After a cold winter, the warmer weather, blooming flowers, and sunny days of spring are a welcome change. However, for the estimated 50 million Americans who suffer from seasonal allergies, like sneezing, congestion, and runny noses, as well as itchy, watery, red eyes, this season can feel miserable. This spring, don’t let your allergies get the best of you! Use the following tips to help you make the most of this season.
How Allergies Impact Eyes
When allergens come into contact with your eyes, mast cells release histamine and other chemicals, causing irritation, inflammation, and discomfort. This irritation can lead to temporarily blurred vision, redness, and tearing. Though itchiness does occur, rubbing eyes can worsen inflammation, so avoid contact with your eyes as much as possible—especially if your hands have lingering allergens on them!
The most common springtime allergens are pollens from trees or weeds. Other common allergens are indoor triggers, like dust mites, dander, and mold, which are prevalent during the winter and left over as spring begins, and pet dander, which is year round. And while irritants, like cigarette smoke or perfume, may not be allergens, they can exacerbate discomfort and should be avoided. To improve your allergy season, visit your ophthalmologist. During the spring season, pink eye or dry eye could exacerbate your itchy, watery eyes. A visit to the eye doctor can help you determine if there are appropriate treatments, like artificial tears or eye drops, which may improve symptoms of allergies or treat another eye-related problem.

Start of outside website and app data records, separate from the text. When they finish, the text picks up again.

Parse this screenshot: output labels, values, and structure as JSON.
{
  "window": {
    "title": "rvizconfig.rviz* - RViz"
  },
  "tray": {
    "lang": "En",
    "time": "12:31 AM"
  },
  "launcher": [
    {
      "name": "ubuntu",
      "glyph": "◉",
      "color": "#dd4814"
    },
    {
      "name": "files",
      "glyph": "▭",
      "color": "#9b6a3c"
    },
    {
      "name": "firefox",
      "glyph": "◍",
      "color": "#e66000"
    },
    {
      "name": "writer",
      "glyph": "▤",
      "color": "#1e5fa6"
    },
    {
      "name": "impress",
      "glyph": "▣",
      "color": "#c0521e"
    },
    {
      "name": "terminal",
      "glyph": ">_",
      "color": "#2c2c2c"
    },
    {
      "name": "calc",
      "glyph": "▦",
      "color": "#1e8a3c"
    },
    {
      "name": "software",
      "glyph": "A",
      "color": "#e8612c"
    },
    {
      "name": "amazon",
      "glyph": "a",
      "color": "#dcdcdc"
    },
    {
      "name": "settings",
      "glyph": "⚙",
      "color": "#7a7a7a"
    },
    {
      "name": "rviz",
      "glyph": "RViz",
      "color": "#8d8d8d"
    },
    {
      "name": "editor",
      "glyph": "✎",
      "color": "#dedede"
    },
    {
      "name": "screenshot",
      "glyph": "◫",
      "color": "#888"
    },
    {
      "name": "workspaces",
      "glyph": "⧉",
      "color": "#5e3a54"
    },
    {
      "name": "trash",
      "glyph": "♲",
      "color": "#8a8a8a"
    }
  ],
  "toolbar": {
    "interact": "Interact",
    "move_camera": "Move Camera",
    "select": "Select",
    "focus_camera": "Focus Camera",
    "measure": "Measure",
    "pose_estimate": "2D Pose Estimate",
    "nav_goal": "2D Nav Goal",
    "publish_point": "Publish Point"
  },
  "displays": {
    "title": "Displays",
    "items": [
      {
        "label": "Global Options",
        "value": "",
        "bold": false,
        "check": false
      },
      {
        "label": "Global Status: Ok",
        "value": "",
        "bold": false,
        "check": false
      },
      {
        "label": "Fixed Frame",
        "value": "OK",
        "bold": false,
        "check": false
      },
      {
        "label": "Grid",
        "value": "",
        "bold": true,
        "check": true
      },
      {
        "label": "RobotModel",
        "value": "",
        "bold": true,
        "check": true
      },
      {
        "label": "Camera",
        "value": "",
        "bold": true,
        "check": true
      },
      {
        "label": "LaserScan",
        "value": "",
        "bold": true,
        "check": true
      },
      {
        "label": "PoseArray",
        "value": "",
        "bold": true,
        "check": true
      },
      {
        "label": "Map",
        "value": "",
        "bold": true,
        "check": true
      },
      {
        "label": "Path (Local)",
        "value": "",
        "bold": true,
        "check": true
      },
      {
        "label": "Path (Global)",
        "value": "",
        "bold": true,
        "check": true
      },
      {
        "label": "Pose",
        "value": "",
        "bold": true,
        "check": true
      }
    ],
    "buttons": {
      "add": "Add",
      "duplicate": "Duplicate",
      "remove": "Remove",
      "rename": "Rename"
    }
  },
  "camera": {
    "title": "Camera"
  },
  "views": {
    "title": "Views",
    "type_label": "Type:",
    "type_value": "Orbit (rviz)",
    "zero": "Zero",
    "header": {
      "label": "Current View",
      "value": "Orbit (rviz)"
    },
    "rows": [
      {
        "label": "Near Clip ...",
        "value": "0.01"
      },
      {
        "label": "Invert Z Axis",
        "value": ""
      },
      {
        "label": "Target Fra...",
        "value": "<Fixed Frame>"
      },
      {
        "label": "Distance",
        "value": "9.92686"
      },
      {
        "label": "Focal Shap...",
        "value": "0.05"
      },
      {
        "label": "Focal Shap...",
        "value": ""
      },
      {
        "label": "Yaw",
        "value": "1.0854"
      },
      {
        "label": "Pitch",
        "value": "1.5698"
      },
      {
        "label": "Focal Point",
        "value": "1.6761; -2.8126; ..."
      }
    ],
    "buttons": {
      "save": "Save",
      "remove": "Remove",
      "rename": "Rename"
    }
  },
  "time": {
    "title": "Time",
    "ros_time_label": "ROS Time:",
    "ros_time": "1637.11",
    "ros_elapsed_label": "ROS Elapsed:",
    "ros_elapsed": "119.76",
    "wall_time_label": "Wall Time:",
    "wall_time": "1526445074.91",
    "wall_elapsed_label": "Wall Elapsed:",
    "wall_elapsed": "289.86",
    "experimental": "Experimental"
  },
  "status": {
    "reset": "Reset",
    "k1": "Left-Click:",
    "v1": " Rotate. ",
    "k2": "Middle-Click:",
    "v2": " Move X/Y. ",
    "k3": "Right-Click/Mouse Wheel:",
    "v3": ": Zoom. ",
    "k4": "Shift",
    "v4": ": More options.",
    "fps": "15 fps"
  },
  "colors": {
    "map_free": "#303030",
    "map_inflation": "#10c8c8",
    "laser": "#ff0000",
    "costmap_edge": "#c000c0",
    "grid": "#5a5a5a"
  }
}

In more extreme cases, contacting an allergist may be helpful, as they can prescribe treatments and identify specific allergy triggers. Some drugs prescribed by allergists can lead to dry eye, so be sure that there is ample communication between your eye and allergy specialists when selecting treatments.
Preventing Seasonal Allergies
The best way to tackle seasonal allergies is prevention. Although it may be impossible to avoid all known allergens, working to specifically avoid their contact with your eyes can make a great difference in how you feel. If you wear contacts, switching to glasses or daily wear lenses may be best this season. Though contacts themselves do not cause typical allergies, they can trap allergens on them, leading to increased exposure and irritation throughout the day. Additionally, wash your face and hands often to remove allergens from your skin and lashes and help decrease your allergy symptoms.
Though it may be impossible to fully avoid the outdoors, there are several ways to minimize the effects of pollen on your eyes, including:
By keeping these tips in mind and minimizing your exposure to allergens, you can make the most of your season. If you have more questions about seasonal allergies or if you would like to schedule an appointment, call us today. By partnering with your ophthalmologist, you can determine the best plan for your health—allowing you to have a beautiful, comfortable, and happy spring!